Positively charged: Stroke generates better life perspective for teacher

Sara Naatz, Managing Editor

t was like any other day for chemistry teacher Neerav Shah. It was 2005, and he and his wife walked around their hometown of San Francisco without a care in the world. After a few challenging months for the couple, it seemed as if things were starting to look up.
Suddenly, their leisurely walk was interrupted. Neerav’s speech became slurred and illogical and he began to stumble. The left side of his body was failing him.
When he and his wife arrived at the hospital, the news was dire.
“When we got to the ER they knew something was wrong,” he said. “I was walking funny and I couldn’t do anything with my left side. The doctor basically said he thought I’d had a stroke, but couldn’t know for sure until they took me to another hospital.”
Neerav was whisked from one hospital to another, unsure if the stroke had left him paralyzed.
“At first I didn’t really know what it meant,” Neerav’s wife Cindy Shah said. “All I knew was my husband couldn’t walk, talk or swallow. I was in disbelief.”
When he finally reached University of California, San Francisco Medical Center, the doctors worked quickly to perform a CAT scan of his brain.
The results were life-altering. The entire right side of his brain. Black.
The entire left side of his body. Paralyzed.
A blockage in his his carotid artery, the essential artery that delivers oxygenated blood to the brain, caused a massive stroke.
Shah arrived at the hospital in time to receive a medicine that would clear the pathway of blood to the brain; however, the doctors were unable to give Neerav the medicine, as he had developed testicular cancer just a few months earlier.
Taking the medicine would have risked spreading any cancer left over in his body, infecting his vital organs.
The doctors believed the blockage and the stroke may have been a reaction to the three-and-a-half months of chemotherapy he underwent in order to wipe out his cancer.
In the hospital, Neerav struggled to accept his condition.
“He was stubborn,” Cindy said. “He had a tube that was feeding him and I think he ripped it out once.”
Neerav’s worried family fought back tears in his presence, warned by the nurses that crying would only make him feel worse.
“It was weird because all my family was trying not to seem upset around me,” Neerav said. “In hindsight [my wife] was very worried. We had family and friends come up to help so she had support, but she was scared.”
During his stay in the hospital, Cindy often wondered whether she and her husband would ever return to a normal life.
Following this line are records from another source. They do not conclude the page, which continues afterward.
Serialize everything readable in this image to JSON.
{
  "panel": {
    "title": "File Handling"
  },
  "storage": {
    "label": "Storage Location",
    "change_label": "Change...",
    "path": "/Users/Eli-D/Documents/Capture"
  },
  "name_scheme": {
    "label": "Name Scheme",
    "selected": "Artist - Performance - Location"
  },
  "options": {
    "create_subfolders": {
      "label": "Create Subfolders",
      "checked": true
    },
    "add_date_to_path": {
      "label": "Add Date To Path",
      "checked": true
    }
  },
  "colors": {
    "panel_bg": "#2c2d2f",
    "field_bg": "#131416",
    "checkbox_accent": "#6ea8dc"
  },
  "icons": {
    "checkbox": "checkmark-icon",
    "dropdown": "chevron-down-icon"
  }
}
“I remember my parents took me out to eat to get out of the hospital,” she said. “We went out to Olive Garden, which was actually where me and Neerav had our first date. A mom, dad and kid walked in and I remember thinking ‘Will I ever be able to do that?’”
Neerav pushed away thoughts of his physical limitations during his time in the hospital.
“I didn’t recognize the fact that my left side was paralyzed,” he said. “It was like my brain was trying to protect me. When I got to the rehab center it really hit me.”
Neerav remained in a wheelchair after his hospital stay. He visited a physical therapist regularly, determined to walk again.
The physical therapists began by moving his leg in an attempt to retrain his muscles. The therapists told them his recovery would be quicker if he spent more time on his leg.
After a year of hard work and determination, Neerav walked again.
“I was just so happy,” Cindy said. “It meant he would have more independence and we could do so many more things together.”
However, Neerav’s motor abilities weren’t the only thing to improve during this time.His entire outlook on life was changed.
“I think if something big like that happens to you, you appreciate life so much more,” he said. “I appreciate every day I’m alive. I appreciate walking into this class and teaching every day. And I think that comes across to students and parents.”
After his stroke, Neerav combined his passion for chemistry and love for others in his teaching career.
“I’m really enthusiastic about [teaching chemistry],” he said. “I’ll be talking and my hand will be flailing around in excitement.”
After working with Neerav for three years, chemistry teacher Manal Siam has come to know him well and truly believes his students benefit from his unique perspective on life.
“He’s just so sweet,” she said. “He couldn’t hurt a fly. He’s always there and he’s so reliable and supportive.”
Siam said she believes Neerav’s concern for his students makes him stand out from other teachers.
“He is awesome to work with,” she said. “He cares so much about the students’ learning — I mean I can’t even emphasize how much — that he’ll do anything in his power to help them learn.”
Ultimately, Neerav said he believes his change in attitude makes him a better teacher for all of his students.
“I’m very sensitive and empathetic to my students and it’s probably because I appreciate life so much,” he said. “Not just my own, but I appreciate everyone else around me, too.”